Work to be completed. For the word "средняя", tally the lines of the data that contain it and give the tally alone.

Working data.
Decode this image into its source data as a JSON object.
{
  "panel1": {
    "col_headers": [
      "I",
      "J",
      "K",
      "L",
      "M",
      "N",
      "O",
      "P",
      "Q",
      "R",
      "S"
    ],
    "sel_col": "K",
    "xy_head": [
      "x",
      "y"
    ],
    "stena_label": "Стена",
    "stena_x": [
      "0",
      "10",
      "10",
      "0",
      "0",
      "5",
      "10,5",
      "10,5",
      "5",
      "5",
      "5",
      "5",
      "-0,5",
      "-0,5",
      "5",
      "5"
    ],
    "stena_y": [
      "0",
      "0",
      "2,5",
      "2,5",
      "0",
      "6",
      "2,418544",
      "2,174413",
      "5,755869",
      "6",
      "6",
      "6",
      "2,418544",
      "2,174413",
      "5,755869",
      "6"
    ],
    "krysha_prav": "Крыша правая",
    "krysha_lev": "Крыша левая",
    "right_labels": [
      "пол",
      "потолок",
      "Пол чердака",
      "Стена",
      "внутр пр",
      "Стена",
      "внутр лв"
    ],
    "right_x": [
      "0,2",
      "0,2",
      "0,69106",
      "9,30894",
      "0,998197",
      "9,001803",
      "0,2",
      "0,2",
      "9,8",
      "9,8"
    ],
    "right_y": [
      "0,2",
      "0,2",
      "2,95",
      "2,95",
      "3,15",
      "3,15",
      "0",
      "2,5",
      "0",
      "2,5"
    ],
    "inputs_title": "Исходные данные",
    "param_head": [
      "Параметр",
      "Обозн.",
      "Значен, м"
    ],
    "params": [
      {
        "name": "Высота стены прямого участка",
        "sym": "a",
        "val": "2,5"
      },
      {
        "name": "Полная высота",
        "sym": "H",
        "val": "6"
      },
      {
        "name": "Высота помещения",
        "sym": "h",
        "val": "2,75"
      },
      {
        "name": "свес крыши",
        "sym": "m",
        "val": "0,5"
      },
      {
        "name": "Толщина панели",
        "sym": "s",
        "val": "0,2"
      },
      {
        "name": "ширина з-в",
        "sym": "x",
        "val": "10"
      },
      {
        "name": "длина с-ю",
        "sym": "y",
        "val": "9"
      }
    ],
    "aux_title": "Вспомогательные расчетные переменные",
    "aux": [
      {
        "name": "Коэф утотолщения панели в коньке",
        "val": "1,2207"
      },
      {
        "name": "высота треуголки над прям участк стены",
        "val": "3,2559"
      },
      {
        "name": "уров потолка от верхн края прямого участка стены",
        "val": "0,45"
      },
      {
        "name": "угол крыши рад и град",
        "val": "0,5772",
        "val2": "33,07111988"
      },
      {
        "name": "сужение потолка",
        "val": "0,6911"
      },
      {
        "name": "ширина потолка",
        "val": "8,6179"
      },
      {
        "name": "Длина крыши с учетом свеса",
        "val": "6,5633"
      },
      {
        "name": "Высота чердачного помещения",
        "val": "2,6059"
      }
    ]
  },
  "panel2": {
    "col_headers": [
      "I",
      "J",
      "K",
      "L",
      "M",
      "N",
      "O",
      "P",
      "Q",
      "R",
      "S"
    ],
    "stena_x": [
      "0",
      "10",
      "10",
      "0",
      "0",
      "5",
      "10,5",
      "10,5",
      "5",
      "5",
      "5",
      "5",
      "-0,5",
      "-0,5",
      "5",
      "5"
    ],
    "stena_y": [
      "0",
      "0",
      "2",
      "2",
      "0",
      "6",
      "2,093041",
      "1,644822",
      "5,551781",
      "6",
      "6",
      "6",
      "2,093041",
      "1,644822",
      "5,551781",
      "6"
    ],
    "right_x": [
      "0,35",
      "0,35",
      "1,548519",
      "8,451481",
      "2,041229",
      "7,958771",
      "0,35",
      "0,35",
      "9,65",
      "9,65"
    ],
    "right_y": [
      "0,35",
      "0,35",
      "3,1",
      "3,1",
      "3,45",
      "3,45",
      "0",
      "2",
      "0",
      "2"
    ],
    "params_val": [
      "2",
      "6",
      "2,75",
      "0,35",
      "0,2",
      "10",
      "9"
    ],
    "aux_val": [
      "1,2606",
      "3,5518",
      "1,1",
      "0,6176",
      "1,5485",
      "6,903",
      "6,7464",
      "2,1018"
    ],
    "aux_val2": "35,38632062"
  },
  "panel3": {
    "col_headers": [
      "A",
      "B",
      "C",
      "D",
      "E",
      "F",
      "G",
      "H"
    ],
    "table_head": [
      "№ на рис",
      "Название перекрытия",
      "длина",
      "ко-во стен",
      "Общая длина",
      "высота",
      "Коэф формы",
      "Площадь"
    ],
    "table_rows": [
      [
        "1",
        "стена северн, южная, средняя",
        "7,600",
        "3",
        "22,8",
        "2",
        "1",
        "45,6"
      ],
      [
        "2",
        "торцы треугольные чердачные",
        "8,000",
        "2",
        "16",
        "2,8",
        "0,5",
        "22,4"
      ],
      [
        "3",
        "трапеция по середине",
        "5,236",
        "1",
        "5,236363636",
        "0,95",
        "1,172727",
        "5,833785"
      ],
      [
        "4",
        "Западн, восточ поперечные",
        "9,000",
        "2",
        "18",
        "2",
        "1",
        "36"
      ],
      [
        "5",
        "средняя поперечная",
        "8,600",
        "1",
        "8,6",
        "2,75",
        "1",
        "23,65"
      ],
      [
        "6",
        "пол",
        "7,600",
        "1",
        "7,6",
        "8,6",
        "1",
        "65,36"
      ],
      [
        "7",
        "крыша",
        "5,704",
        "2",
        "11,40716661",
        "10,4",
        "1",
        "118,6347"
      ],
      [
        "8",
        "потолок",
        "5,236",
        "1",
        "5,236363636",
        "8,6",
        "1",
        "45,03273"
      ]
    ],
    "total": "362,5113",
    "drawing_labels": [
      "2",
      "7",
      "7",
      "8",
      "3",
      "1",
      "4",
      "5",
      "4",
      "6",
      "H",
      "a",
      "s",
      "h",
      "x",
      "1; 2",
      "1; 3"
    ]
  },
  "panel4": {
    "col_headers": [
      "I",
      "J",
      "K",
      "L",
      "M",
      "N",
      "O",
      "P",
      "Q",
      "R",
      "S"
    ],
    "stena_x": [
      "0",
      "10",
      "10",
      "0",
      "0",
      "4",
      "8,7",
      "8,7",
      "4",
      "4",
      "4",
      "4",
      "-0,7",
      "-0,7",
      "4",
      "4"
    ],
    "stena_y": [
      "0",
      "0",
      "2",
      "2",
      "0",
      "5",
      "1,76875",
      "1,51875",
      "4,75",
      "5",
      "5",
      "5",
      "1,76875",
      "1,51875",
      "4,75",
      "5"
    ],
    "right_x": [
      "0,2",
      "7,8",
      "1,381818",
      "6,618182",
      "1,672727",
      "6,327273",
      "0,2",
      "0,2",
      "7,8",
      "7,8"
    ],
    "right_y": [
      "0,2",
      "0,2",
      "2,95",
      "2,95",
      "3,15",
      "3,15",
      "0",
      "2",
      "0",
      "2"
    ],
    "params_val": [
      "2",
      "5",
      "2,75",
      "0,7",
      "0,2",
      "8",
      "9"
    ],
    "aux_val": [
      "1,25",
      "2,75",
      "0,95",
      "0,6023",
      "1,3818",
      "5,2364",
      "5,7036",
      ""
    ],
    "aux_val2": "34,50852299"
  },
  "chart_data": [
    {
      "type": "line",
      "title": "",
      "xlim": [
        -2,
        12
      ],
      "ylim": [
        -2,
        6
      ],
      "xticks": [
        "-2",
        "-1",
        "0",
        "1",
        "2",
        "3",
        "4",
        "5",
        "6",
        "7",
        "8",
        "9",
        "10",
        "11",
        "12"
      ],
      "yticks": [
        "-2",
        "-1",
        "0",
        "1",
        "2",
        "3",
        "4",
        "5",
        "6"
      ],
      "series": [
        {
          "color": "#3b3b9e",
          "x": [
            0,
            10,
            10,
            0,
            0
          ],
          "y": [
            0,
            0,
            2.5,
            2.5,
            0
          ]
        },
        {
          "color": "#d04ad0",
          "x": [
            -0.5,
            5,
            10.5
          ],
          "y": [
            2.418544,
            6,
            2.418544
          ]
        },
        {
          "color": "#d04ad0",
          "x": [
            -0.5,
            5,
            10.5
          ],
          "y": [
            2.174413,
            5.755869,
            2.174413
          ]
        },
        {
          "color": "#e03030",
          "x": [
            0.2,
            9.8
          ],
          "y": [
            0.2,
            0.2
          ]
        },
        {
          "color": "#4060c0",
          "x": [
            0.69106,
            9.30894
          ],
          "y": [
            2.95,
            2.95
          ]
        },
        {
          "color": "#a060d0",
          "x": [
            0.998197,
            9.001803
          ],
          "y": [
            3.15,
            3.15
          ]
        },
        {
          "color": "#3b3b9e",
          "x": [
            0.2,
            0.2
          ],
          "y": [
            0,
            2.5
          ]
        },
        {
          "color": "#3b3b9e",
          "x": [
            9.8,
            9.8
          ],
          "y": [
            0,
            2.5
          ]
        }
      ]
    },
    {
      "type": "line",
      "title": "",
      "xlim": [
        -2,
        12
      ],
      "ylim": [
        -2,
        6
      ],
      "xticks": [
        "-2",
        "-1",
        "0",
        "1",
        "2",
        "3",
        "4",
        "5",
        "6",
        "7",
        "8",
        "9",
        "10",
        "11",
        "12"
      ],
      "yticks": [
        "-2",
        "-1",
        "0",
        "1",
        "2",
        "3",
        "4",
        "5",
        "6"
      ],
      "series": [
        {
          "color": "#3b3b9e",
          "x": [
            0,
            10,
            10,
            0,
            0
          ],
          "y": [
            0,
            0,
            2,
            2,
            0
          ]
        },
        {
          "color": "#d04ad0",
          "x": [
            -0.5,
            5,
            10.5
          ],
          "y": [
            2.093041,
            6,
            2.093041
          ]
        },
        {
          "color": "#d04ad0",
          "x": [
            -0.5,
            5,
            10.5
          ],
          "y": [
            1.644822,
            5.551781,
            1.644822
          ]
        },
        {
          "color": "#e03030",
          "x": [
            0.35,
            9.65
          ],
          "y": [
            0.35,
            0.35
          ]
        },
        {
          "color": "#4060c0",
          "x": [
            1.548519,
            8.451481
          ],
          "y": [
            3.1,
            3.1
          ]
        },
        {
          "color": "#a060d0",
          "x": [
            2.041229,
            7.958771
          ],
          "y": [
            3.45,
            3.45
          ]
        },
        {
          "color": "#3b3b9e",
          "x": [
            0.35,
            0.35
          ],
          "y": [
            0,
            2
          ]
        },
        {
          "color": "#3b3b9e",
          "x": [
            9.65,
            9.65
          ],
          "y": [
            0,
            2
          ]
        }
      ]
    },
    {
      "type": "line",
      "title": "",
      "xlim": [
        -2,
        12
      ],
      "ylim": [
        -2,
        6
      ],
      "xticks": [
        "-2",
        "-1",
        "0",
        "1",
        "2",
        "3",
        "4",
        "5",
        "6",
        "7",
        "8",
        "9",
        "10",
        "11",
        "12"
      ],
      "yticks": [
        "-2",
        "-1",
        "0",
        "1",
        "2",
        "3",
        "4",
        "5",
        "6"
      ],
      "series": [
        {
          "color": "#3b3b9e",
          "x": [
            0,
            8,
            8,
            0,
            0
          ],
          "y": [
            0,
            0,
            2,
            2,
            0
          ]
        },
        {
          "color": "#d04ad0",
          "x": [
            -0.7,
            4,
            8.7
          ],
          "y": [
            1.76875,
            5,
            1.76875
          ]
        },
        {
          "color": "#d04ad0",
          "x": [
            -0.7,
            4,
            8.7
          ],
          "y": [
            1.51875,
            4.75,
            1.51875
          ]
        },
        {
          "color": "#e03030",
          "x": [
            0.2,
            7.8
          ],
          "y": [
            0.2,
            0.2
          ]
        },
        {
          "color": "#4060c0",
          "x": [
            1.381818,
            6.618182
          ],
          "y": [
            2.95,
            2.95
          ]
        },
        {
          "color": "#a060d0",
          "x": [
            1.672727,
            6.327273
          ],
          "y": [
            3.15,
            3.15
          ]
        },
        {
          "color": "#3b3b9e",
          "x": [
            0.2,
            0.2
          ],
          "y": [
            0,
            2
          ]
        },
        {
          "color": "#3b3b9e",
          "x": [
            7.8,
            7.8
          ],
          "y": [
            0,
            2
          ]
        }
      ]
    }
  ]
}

Written reply. 2